Records from a data source

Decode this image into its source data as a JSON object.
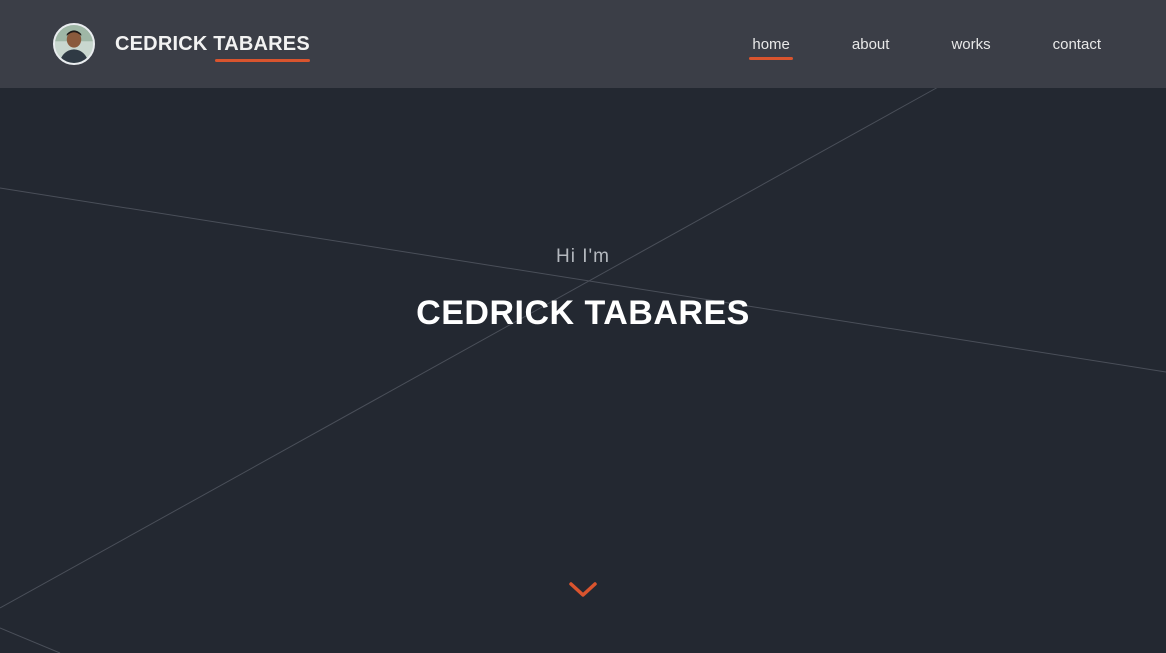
{
  "header": {
    "brand_name": "CEDRICK TABARES",
    "nav": [
      {
        "label": "home",
        "active": true
      },
      {
        "label": "about",
        "active": false
      },
      {
        "label": "works",
        "active": false
      },
      {
        "label": "contact",
        "active": false
      }
    ]
  },
  "hero": {
    "greeting": "Hi I'm",
    "name": "CEDRICK TABARES"
  },
  "icons": {
    "avatar": "profile-photo",
    "scroll": "chevron-down-icon"
  },
  "colors": {
    "background": "#232831",
    "navbar": "#3b3e47",
    "accent": "#d9542e",
    "text_primary": "#ffffff",
    "text_muted": "#b4b8be"
  }
}
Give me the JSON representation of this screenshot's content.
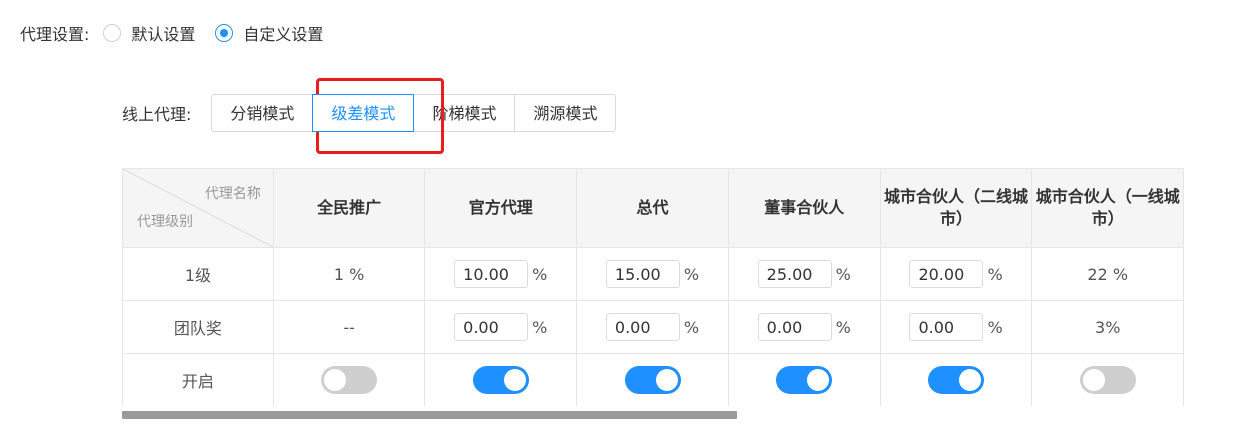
{
  "agent_setting": {
    "label": "代理设置:",
    "options": [
      {
        "label": "默认设置",
        "checked": false
      },
      {
        "label": "自定义设置",
        "checked": true
      }
    ]
  },
  "online_agent": {
    "label": "线上代理:",
    "modes": [
      {
        "label": "分销模式",
        "active": false
      },
      {
        "label": "级差模式",
        "active": true
      },
      {
        "label": "阶梯模式",
        "active": false
      },
      {
        "label": "溯源模式",
        "active": false
      }
    ]
  },
  "table": {
    "corner_top": "代理名称",
    "corner_bottom": "代理级别",
    "headers": [
      "全民推广",
      "官方代理",
      "总代",
      "董事合伙人",
      "城市合伙人（二线城市）",
      "城市合伙人（一线城市）"
    ],
    "rows": {
      "level1": {
        "label": "1级",
        "cells": [
          {
            "type": "text",
            "value": "1 %"
          },
          {
            "type": "input",
            "value": "10.00",
            "unit": "%"
          },
          {
            "type": "input",
            "value": "15.00",
            "unit": "%"
          },
          {
            "type": "input",
            "value": "25.00",
            "unit": "%"
          },
          {
            "type": "input",
            "value": "20.00",
            "unit": "%"
          },
          {
            "type": "text",
            "value": "22 %"
          }
        ]
      },
      "team_bonus": {
        "label": "团队奖",
        "cells": [
          {
            "type": "text",
            "value": "--"
          },
          {
            "type": "input",
            "value": "0.00",
            "unit": "%"
          },
          {
            "type": "input",
            "value": "0.00",
            "unit": "%"
          },
          {
            "type": "input",
            "value": "0.00",
            "unit": "%"
          },
          {
            "type": "input",
            "value": "0.00",
            "unit": "%"
          },
          {
            "type": "text",
            "value": "3%"
          }
        ]
      },
      "enabled": {
        "label": "开启",
        "switches": [
          false,
          true,
          true,
          true,
          true,
          false
        ]
      }
    }
  },
  "colors": {
    "accent": "#1e90ff",
    "highlight": "#e81e1e",
    "switch_off": "#cfcfcf"
  }
}
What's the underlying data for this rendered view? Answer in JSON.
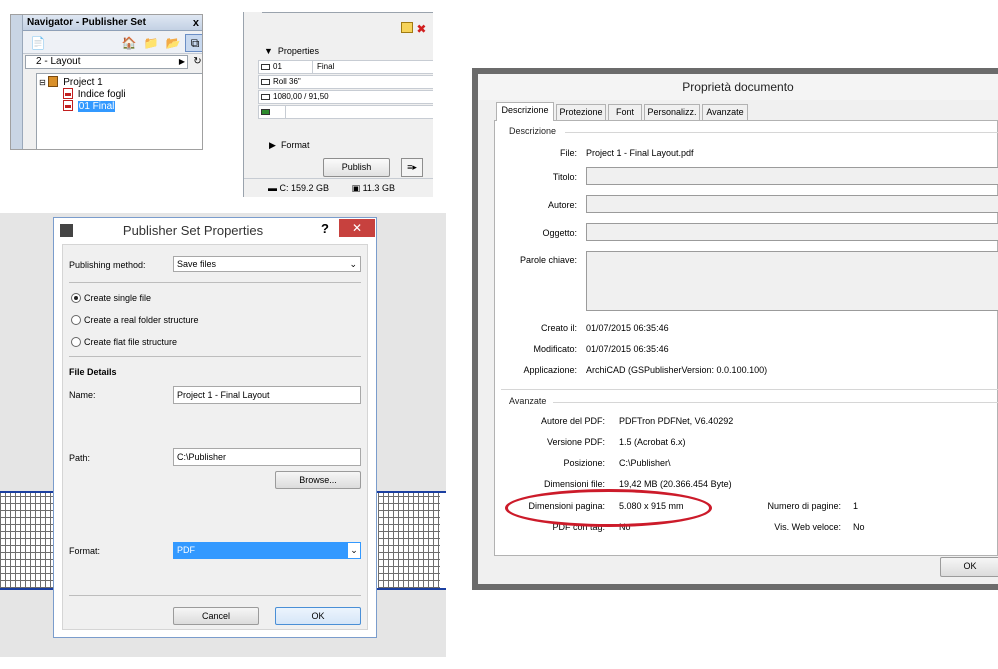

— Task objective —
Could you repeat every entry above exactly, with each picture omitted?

— Response —
Decode this image into its source data as a JSON object.
{
  "header": {
    "brand_name": "CEDRICK TABARES",
    "nav": [
      {
        "label": "home",
        "active": true
      },
      {
        "label": "about",
        "active": false
      },
      {
        "label": "works",
        "active": false
      },
      {
        "label": "contact",
        "active": false
      }
    ]
  },
  "hero": {
    "greeting": "Hi I'm",
    "name": "CEDRICK TABARES"
  },
  "icons": {
    "avatar": "profile-photo",
    "scroll": "chevron-down-icon"
  },
  "colors": {
    "background": "#232831",
    "navbar": "#3b3e47",
    "accent": "#d9542e",
    "text_primary": "#ffffff",
    "text_muted": "#b4b8be"
  }
}
Give me the JSON representation of this screenshot's content.
{
  "agent_setting": {
    "label": "代理设置:",
    "options": [
      {
        "label": "默认设置",
        "checked": false
      },
      {
        "label": "自定义设置",
        "checked": true
      }
    ]
  },
  "online_agent": {
    "label": "线上代理:",
    "modes": [
      {
        "label": "分销模式",
        "active": false
      },
      {
        "label": "级差模式",
        "active": true
      },
      {
        "label": "阶梯模式",
        "active": false
      },
      {
        "label": "溯源模式",
        "active": false
      }
    ]
  },
  "table": {
    "corner_top": "代理名称",
    "corner_bottom": "代理级别",
    "headers": [
      "全民推广",
      "官方代理",
      "总代",
      "董事合伙人",
      "城市合伙人（二线城市）",
      "城市合伙人（一线城市）"
    ],
    "rows": {
      "level1": {
        "label": "1级",
        "cells": [
          {
            "type": "text",
            "value": "1 %"
          },
          {
            "type": "input",
            "value": "10.00",
            "unit": "%"
          },
          {
            "type": "input",
            "value": "15.00",
            "unit": "%"
          },
          {
            "type": "input",
            "value": "25.00",
            "unit": "%"
          },
          {
            "type": "input",
            "value": "20.00",
            "unit": "%"
          },
          {
            "type": "text",
            "value": "22 %"
          }
        ]
      },
      "team_bonus": {
        "label": "团队奖",
        "cells": [
          {
            "type": "text",
            "value": "--"
          },
          {
            "type": "input",
            "value": "0.00",
            "unit": "%"
          },
          {
            "type": "input",
            "value": "0.00",
            "unit": "%"
          },
          {
            "type": "input",
            "value": "0.00",
            "unit": "%"
          },
          {
            "type": "input",
            "value": "0.00",
            "unit": "%"
          },
          {
            "type": "text",
            "value": "3%"
          }
        ]
      },
      "enabled": {
        "label": "开启",
        "switches": [
          false,
          true,
          true,
          true,
          true,
          false
        ]
      }
    }
  },
  "colors": {
    "accent": "#1e90ff",
    "highlight": "#e81e1e",
    "switch_off": "#cfcfcf"
  }
}
What's the underlying data for this rendered view? Answer in JSON.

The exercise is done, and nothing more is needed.